**Component data from apps and pages**.

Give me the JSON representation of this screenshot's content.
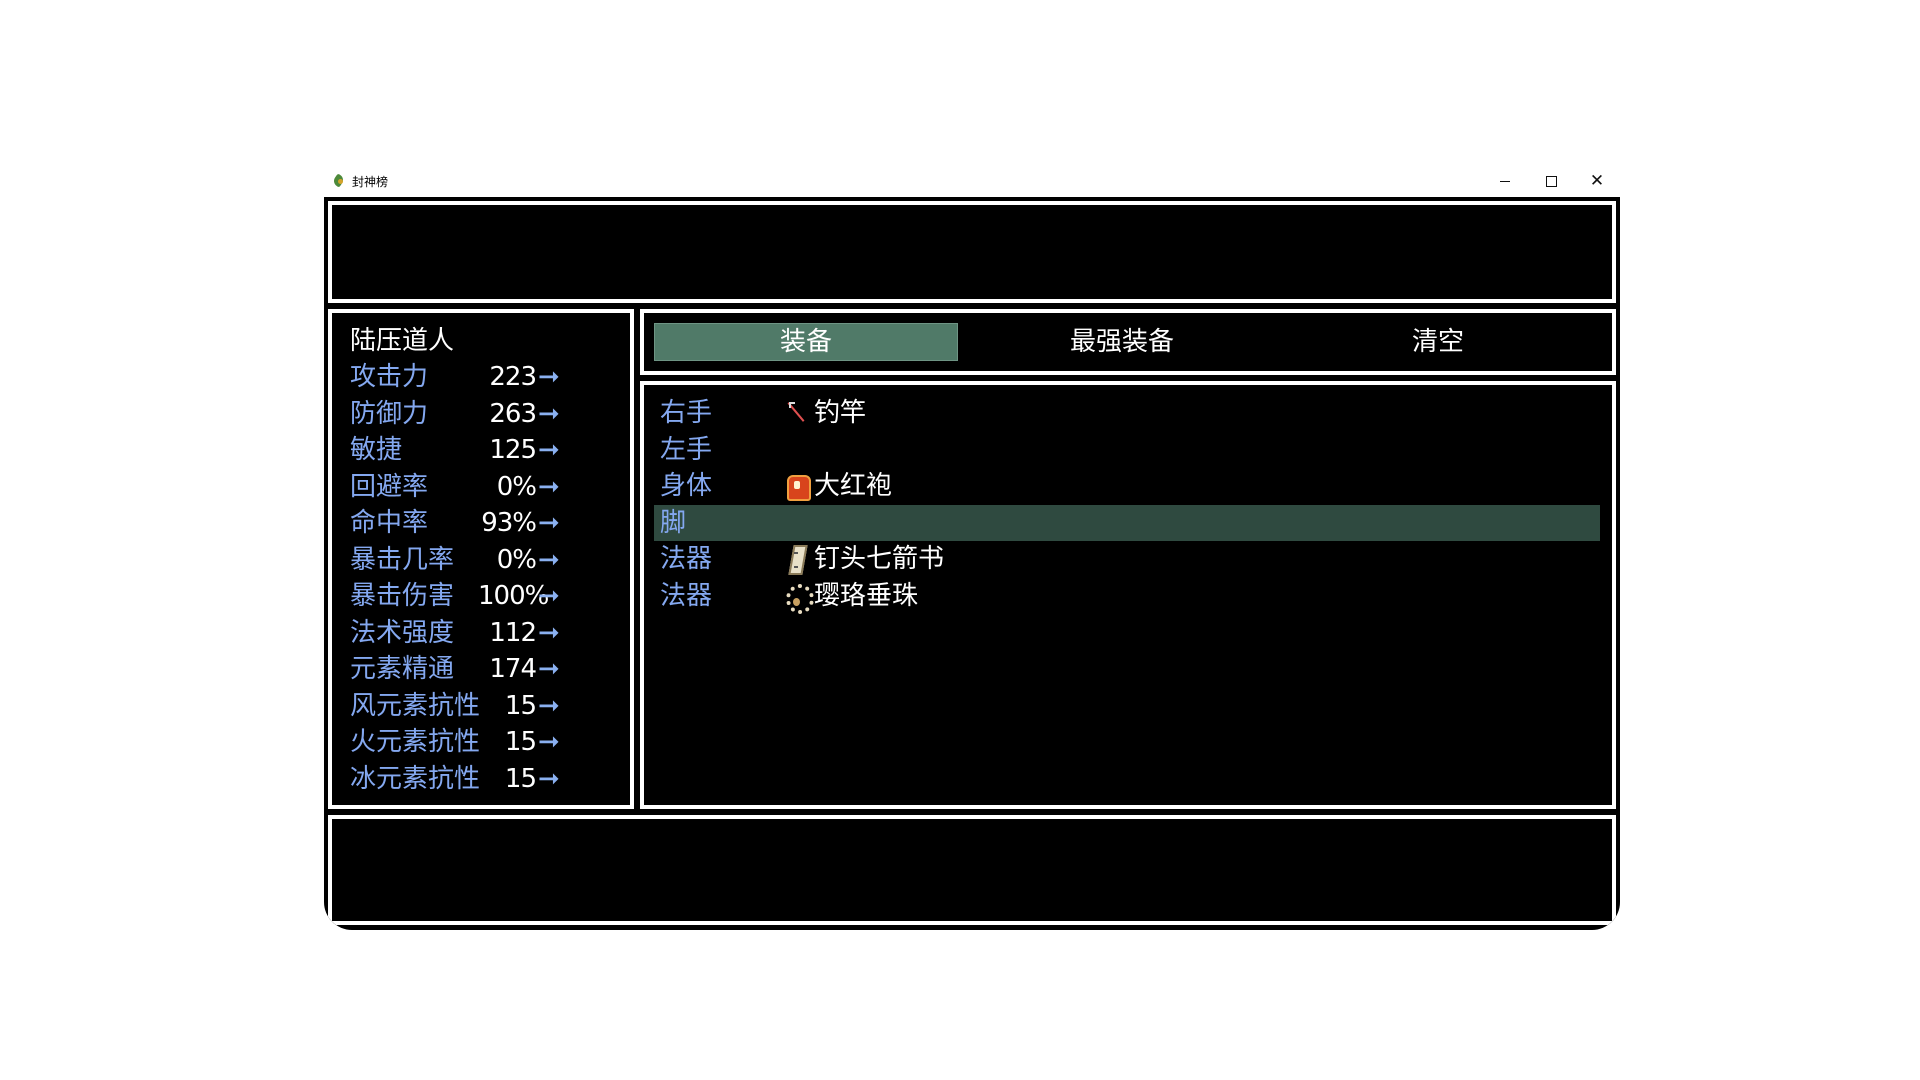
{
  "window": {
    "title": "封神榜",
    "minimize_label": "",
    "maximize_label": "",
    "close_label": "✕"
  },
  "actor": {
    "name": "陆压道人"
  },
  "stats": [
    {
      "label": "攻击力",
      "value": "223",
      "arrow": "➞"
    },
    {
      "label": "防御力",
      "value": "263",
      "arrow": "➞"
    },
    {
      "label": "敏捷",
      "value": "125",
      "arrow": "➞"
    },
    {
      "label": "回避率",
      "value": "0%",
      "arrow": "➞"
    },
    {
      "label": "命中率",
      "value": "93%",
      "arrow": "➞"
    },
    {
      "label": "暴击几率",
      "value": "0%",
      "arrow": "➞"
    },
    {
      "label": "暴击伤害",
      "value": "100%",
      "arrow": "➞"
    },
    {
      "label": "法术强度",
      "value": "112",
      "arrow": "➞"
    },
    {
      "label": "元素精通",
      "value": "174",
      "arrow": "➞"
    },
    {
      "label": "风元素抗性",
      "value": "15",
      "arrow": "➞"
    },
    {
      "label": "火元素抗性",
      "value": "15",
      "arrow": "➞"
    },
    {
      "label": "冰元素抗性",
      "value": "15",
      "arrow": "➞"
    }
  ],
  "commands": {
    "equip": "装备",
    "optimize": "最强装备",
    "clear": "清空",
    "selected": "equip"
  },
  "slots": [
    {
      "label": "右手",
      "item": "钓竿",
      "icon": "fishing-rod-icon"
    },
    {
      "label": "左手",
      "item": "",
      "icon": ""
    },
    {
      "label": "身体",
      "item": "大红袍",
      "icon": "red-robe-icon"
    },
    {
      "label": "脚",
      "item": "",
      "icon": ""
    },
    {
      "label": "法器",
      "item": "钉头七箭书",
      "icon": "scroll-book-icon"
    },
    {
      "label": "法器",
      "item": "璎珞垂珠",
      "icon": "bead-necklace-icon"
    }
  ],
  "selected_slot": 3,
  "colors": {
    "system_blue": "#84a8f0",
    "text": "#ffffff",
    "cursor": "#507a68",
    "row_highlight": "#2f4a40",
    "panel_bg": "#000000",
    "frame": "#ffffff"
  }
}
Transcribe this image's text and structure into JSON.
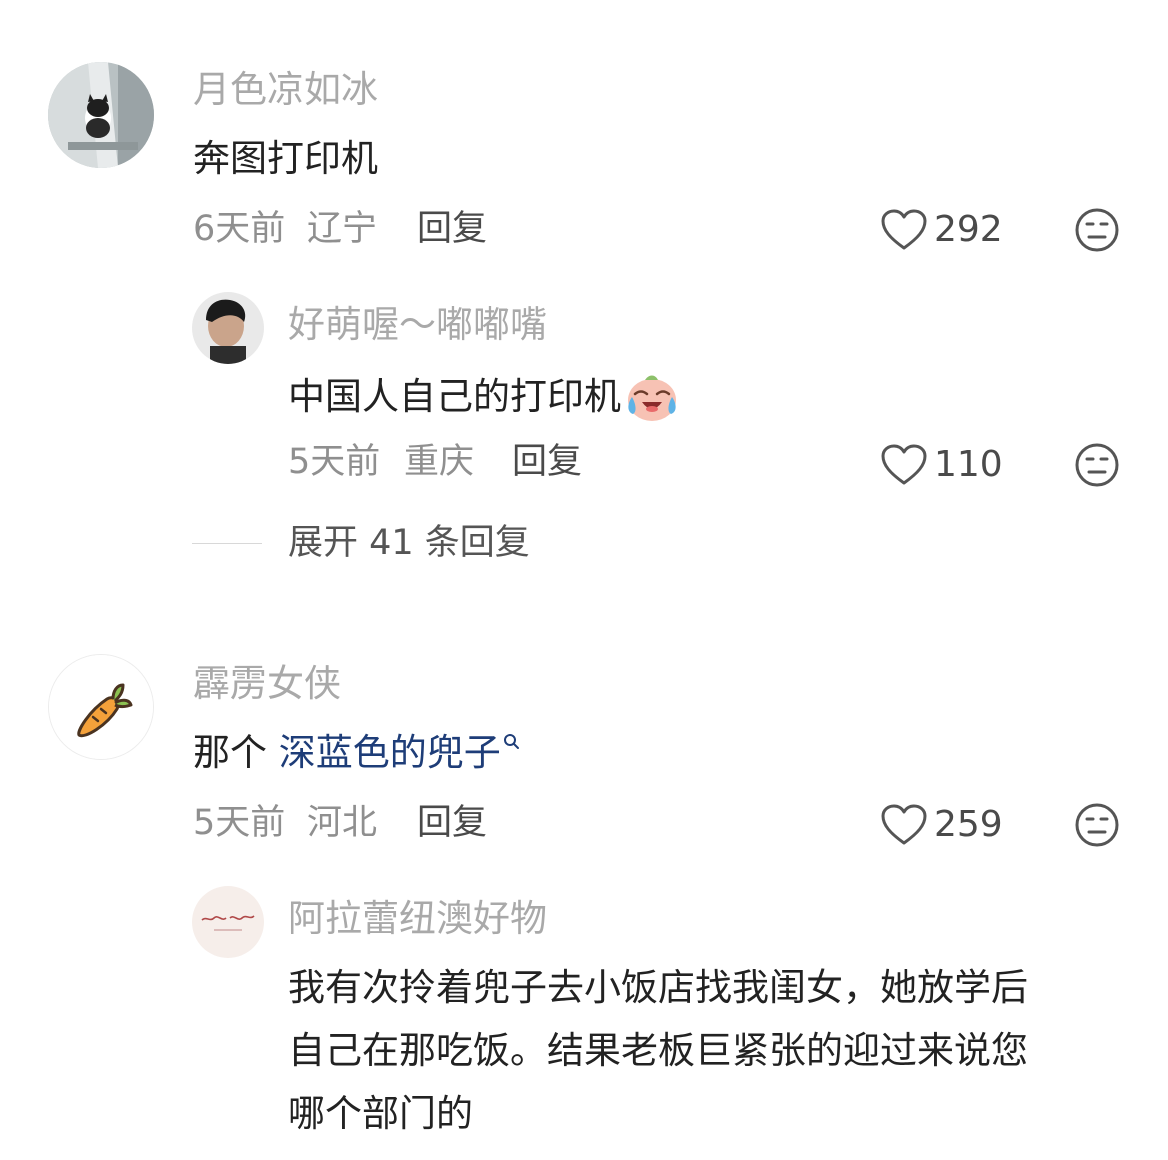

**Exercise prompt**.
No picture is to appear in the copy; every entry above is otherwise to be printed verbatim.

**Written response**.
Give me the JSON representation of this screenshot's content.
{
  "window": {
    "title": "封神榜",
    "minimize_label": "",
    "maximize_label": "",
    "close_label": "✕"
  },
  "actor": {
    "name": "陆压道人"
  },
  "stats": [
    {
      "label": "攻击力",
      "value": "223",
      "arrow": "➞"
    },
    {
      "label": "防御力",
      "value": "263",
      "arrow": "➞"
    },
    {
      "label": "敏捷",
      "value": "125",
      "arrow": "➞"
    },
    {
      "label": "回避率",
      "value": "0%",
      "arrow": "➞"
    },
    {
      "label": "命中率",
      "value": "93%",
      "arrow": "➞"
    },
    {
      "label": "暴击几率",
      "value": "0%",
      "arrow": "➞"
    },
    {
      "label": "暴击伤害",
      "value": "100%",
      "arrow": "➞"
    },
    {
      "label": "法术强度",
      "value": "112",
      "arrow": "➞"
    },
    {
      "label": "元素精通",
      "value": "174",
      "arrow": "➞"
    },
    {
      "label": "风元素抗性",
      "value": "15",
      "arrow": "➞"
    },
    {
      "label": "火元素抗性",
      "value": "15",
      "arrow": "➞"
    },
    {
      "label": "冰元素抗性",
      "value": "15",
      "arrow": "➞"
    }
  ],
  "commands": {
    "equip": "装备",
    "optimize": "最强装备",
    "clear": "清空",
    "selected": "equip"
  },
  "slots": [
    {
      "label": "右手",
      "item": "钓竿",
      "icon": "fishing-rod-icon"
    },
    {
      "label": "左手",
      "item": "",
      "icon": ""
    },
    {
      "label": "身体",
      "item": "大红袍",
      "icon": "red-robe-icon"
    },
    {
      "label": "脚",
      "item": "",
      "icon": ""
    },
    {
      "label": "法器",
      "item": "钉头七箭书",
      "icon": "scroll-book-icon"
    },
    {
      "label": "法器",
      "item": "璎珞垂珠",
      "icon": "bead-necklace-icon"
    }
  ],
  "selected_slot": 3,
  "colors": {
    "system_blue": "#84a8f0",
    "text": "#ffffff",
    "cursor": "#507a68",
    "row_highlight": "#2f4a40",
    "panel_bg": "#000000",
    "frame": "#ffffff"
  }
}
Transcribe this image's text and structure into JSON.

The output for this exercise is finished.